“Maybe they mean dust that was sifted out in the light of a full moon or something like that. Let me read further and see.” Lorenzo mumbled to himself as he read. “Nope, doesn’t say. Let’s check this other paper.”
Milo waited for a minute, then asked, “So, what does it say?”
“It’s about creating diamonds,” Lorenzo said.
“Does it need buckets of moon dust too?” Milo asked.
“No, it needs buckets of phoenix tears,” Lorenzo said. He put the papers down with a sigh.
“Why the sad face?” Milo asked. “That one is at least doable. I know some pretty sad stories. I’m sure they’d make anybody cry.”
“Milo,” Lorenzo said. “We don’t know bird languages. They wouldn’t understand your stories.”
“Maybe they do know our language. Or pig latin. We won’t know until we try,” Milo said. “And we can try your idea of sifting the dust in the light of the moon too. We finally have somewhere to start. Let’s go home.”
“But we’re stuck here,” Lorenzo said.
“It’s been a while. Maybe the current has changed. Let’s get in the boat and see,” Milo said.
Sure enough, they got in the boat and didn’t even need to paddle. The current pulled them back into the bank of fog. Two days later, they were on the other side of the fog, being picked up by a rescue boat.

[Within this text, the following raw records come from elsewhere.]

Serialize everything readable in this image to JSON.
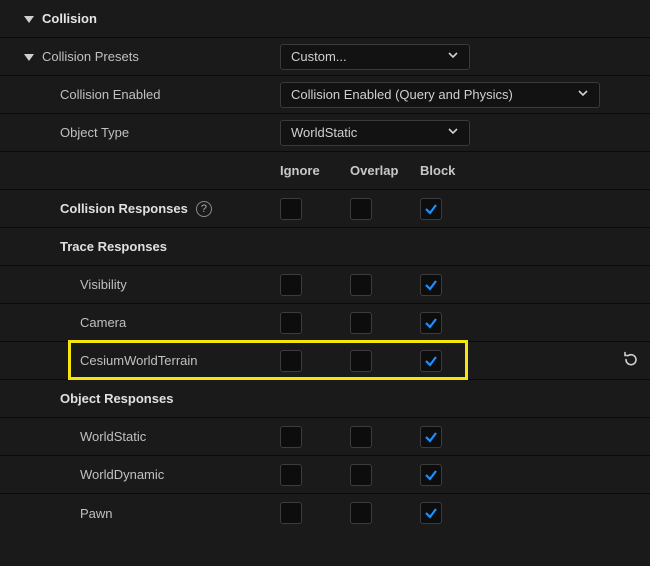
{
  "section": {
    "title": "Collision"
  },
  "presets": {
    "label": "Collision Presets",
    "value": "Custom..."
  },
  "collision_enabled": {
    "label": "Collision Enabled",
    "value": "Collision Enabled (Query and Physics)"
  },
  "object_type": {
    "label": "Object Type",
    "value": "WorldStatic"
  },
  "columns": {
    "ignore": "Ignore",
    "overlap": "Overlap",
    "block": "Block"
  },
  "collision_responses": {
    "label": "Collision Responses"
  },
  "trace_responses": {
    "label": "Trace Responses"
  },
  "object_responses": {
    "label": "Object Responses"
  },
  "rows": {
    "visibility": {
      "label": "Visibility"
    },
    "camera": {
      "label": "Camera"
    },
    "cesium": {
      "label": "CesiumWorldTerrain"
    },
    "world_static": {
      "label": "WorldStatic"
    },
    "world_dynamic": {
      "label": "WorldDynamic"
    },
    "pawn": {
      "label": "Pawn"
    }
  }
}
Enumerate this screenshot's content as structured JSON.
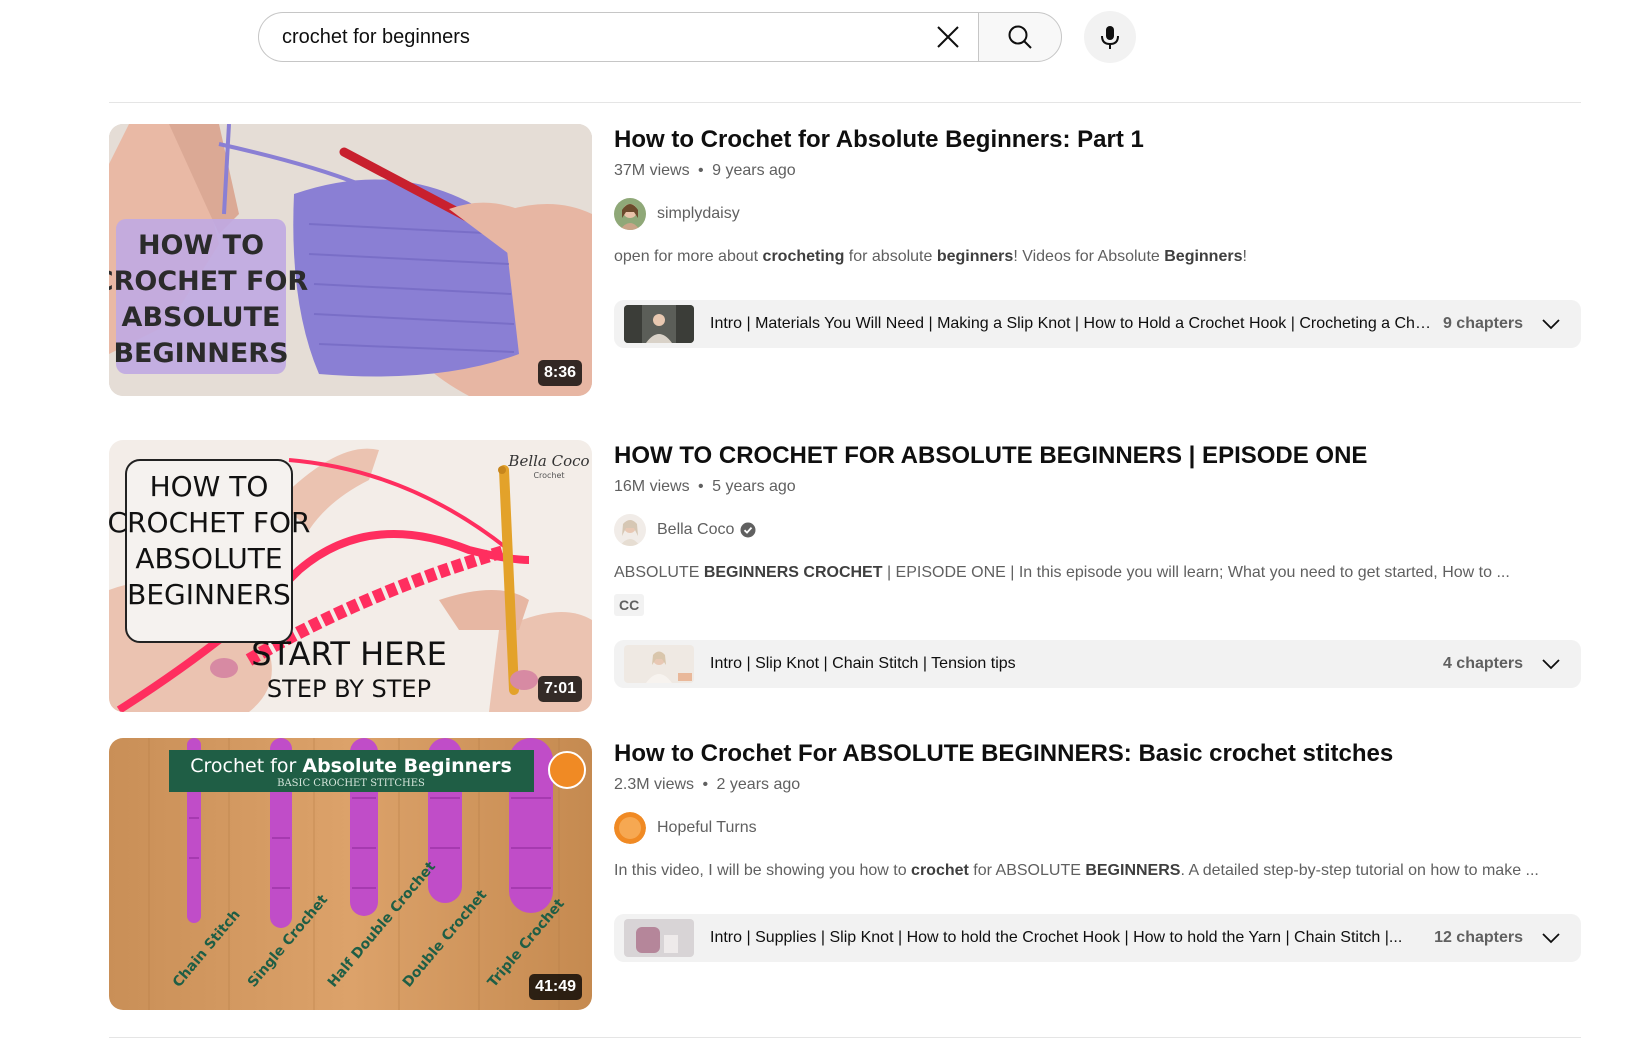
{
  "search": {
    "query": "crochet for beginners"
  },
  "results": [
    {
      "title": "How to Crochet for Absolute Beginners: Part 1",
      "views": "37M views",
      "age": "9 years ago",
      "separator": "•",
      "channel": "simplydaisy",
      "verified": false,
      "desc_parts": [
        {
          "t": "open for more about ",
          "b": false
        },
        {
          "t": "crocheting",
          "b": true
        },
        {
          "t": " for absolute ",
          "b": false
        },
        {
          "t": "beginners",
          "b": true
        },
        {
          "t": "! Videos for Absolute ",
          "b": false
        },
        {
          "t": "Beginners",
          "b": true
        },
        {
          "t": "!",
          "b": false
        }
      ],
      "duration": "8:36",
      "thumb_text": [
        "HOW TO",
        "CROCHET FOR",
        "ABSOLUTE",
        "BEGINNERS"
      ],
      "chapters_text": "Intro | Materials You Will Need | Making a Slip Knot | How to Hold a Crochet Hook | Crocheting a Cha...",
      "chapters_count": "9 chapters"
    },
    {
      "title": "HOW TO CROCHET FOR ABSOLUTE BEGINNERS | EPISODE ONE",
      "views": "16M views",
      "age": "5 years ago",
      "separator": "•",
      "channel": "Bella Coco",
      "verified": true,
      "desc_parts": [
        {
          "t": "ABSOLUTE ",
          "b": false
        },
        {
          "t": "BEGINNERS CROCHET",
          "b": true
        },
        {
          "t": " | EPISODE ONE | In this episode you will learn; What you need to get started, How to ...",
          "b": false
        }
      ],
      "badge": "CC",
      "duration": "7:01",
      "thumb_text": [
        "HOW TO",
        "CROCHET FOR",
        "ABSOLUTE",
        "BEGINNERS"
      ],
      "thumb_sub": [
        "START HERE",
        "STEP BY STEP"
      ],
      "thumb_logo": "Bella Coco",
      "thumb_logo_sub": "Crochet",
      "chapters_text": "Intro | Slip Knot | Chain Stitch | Tension tips",
      "chapters_count": "4 chapters"
    },
    {
      "title": "How to Crochet For ABSOLUTE BEGINNERS: Basic crochet stitches",
      "views": "2.3M views",
      "age": "2 years ago",
      "separator": "•",
      "channel": "Hopeful Turns",
      "verified": false,
      "desc_parts": [
        {
          "t": "In this video, I will be showing you how to ",
          "b": false
        },
        {
          "t": "crochet",
          "b": true
        },
        {
          "t": " for ABSOLUTE ",
          "b": false
        },
        {
          "t": "BEGINNERS",
          "b": true
        },
        {
          "t": ". A detailed step-by-step tutorial on how to make ...",
          "b": false
        }
      ],
      "duration": "41:49",
      "thumb_banner": "Crochet for",
      "thumb_banner_bold": "Absolute Beginners",
      "thumb_banner_sub": "BASIC CROCHET STITCHES",
      "thumb_stitches": [
        "Chain Stitch",
        "Single Crochet",
        "Half Double Crochet",
        "Double Crochet",
        "Triple Crochet"
      ],
      "chapters_text": "Intro | Supplies | Slip Knot | How to hold the Crochet Hook | How to hold the Yarn | Chain Stitch |...",
      "chapters_count": "12 chapters"
    }
  ],
  "colors": {
    "purple_yarn": "#8a7fd4",
    "pink_yarn": "#ff2e5f",
    "magenta_yarn": "#c04dc8",
    "banner_green": "#1f5e45"
  }
}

They went home, ready to be the first and greatest modern alchemists. How well did that work out? Well, have you met any alchemists lately?